In this episode, we look at artists whose work has helped reveal the human side of war. You’ll hear about a famous artist who got his start sketching Civil War soldiers and landscapes, and was never the same again. Also featured are two contemporary artists: a painter whose work depicts war's psychological impact on his best friend, and a female combat photographer who repeatedly risked her own life to document her fellow soldiers’ experiences on the battlefield.
The Face of Battle: Americans at War, 9/11 to Now exhibition at the Smithsonian’s National Portrait Gallery will be on display in Washington, D.C. through January of 2018. There you can check out work by Stacy Pearsall, Vincent Valdez and the other artists featured in the show. Since retiring from the military, Stacy has started a new initiative called the Veterans Portrait Project. Her goal is to take portraits of veterans in every state and province from which the United States Department of Defense recruits. Vincent continues to show his artwork around the country and world. Remember Winslow Homer from the beginning of the episode?
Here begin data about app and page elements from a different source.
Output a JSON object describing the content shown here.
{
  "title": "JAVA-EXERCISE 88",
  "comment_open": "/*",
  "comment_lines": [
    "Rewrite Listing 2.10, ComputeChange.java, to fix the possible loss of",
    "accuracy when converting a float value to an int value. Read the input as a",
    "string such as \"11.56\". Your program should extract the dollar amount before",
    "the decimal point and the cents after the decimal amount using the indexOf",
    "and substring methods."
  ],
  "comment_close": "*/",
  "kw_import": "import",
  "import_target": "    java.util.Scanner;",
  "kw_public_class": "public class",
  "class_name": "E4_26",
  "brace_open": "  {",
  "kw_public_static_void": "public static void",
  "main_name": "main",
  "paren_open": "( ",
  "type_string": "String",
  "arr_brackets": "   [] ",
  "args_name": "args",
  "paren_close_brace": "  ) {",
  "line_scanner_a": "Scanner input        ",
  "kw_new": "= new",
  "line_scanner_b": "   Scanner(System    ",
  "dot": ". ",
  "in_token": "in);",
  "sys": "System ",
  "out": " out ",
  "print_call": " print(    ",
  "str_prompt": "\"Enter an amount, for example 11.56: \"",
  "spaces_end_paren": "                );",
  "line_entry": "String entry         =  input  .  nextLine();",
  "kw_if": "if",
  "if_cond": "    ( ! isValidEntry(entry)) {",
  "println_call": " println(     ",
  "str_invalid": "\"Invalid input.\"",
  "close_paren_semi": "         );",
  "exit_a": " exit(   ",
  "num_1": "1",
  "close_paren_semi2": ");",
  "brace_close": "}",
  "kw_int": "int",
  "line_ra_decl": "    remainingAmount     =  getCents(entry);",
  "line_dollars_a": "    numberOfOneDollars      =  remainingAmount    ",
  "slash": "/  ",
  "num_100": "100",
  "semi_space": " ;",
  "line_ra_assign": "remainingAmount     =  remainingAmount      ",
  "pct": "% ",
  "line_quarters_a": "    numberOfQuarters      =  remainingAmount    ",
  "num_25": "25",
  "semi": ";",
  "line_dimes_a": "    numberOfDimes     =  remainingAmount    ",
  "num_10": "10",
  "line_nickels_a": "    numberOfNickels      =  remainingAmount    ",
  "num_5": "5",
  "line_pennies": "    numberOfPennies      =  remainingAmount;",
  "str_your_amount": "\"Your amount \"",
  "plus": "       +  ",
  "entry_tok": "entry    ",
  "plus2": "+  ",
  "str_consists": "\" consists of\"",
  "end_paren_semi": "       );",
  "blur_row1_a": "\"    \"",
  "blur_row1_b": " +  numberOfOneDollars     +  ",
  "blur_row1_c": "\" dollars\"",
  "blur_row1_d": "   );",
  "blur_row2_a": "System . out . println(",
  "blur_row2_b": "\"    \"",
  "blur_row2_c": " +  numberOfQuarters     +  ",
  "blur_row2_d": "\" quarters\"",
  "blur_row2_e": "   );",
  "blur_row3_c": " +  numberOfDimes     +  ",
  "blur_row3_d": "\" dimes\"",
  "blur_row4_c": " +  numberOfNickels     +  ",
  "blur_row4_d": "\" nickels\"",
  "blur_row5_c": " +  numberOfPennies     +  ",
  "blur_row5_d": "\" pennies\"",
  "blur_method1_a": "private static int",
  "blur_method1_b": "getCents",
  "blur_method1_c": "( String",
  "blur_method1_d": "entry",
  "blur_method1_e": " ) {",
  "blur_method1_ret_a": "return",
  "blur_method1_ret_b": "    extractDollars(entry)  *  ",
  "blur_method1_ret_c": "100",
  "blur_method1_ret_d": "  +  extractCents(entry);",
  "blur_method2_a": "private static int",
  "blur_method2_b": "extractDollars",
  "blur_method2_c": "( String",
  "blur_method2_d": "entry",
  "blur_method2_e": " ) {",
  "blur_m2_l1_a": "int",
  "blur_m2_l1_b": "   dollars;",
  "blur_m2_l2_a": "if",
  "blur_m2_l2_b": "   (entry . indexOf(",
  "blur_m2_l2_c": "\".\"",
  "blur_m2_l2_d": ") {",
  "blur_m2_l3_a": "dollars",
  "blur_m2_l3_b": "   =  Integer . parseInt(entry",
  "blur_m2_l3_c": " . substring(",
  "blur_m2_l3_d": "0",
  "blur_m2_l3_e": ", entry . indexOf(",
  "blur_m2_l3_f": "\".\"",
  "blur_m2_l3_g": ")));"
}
The Smithsonian American Art Museum is home to many of his pieces in addition to some of the most inspiring, evocative pieces of American artwork in the world.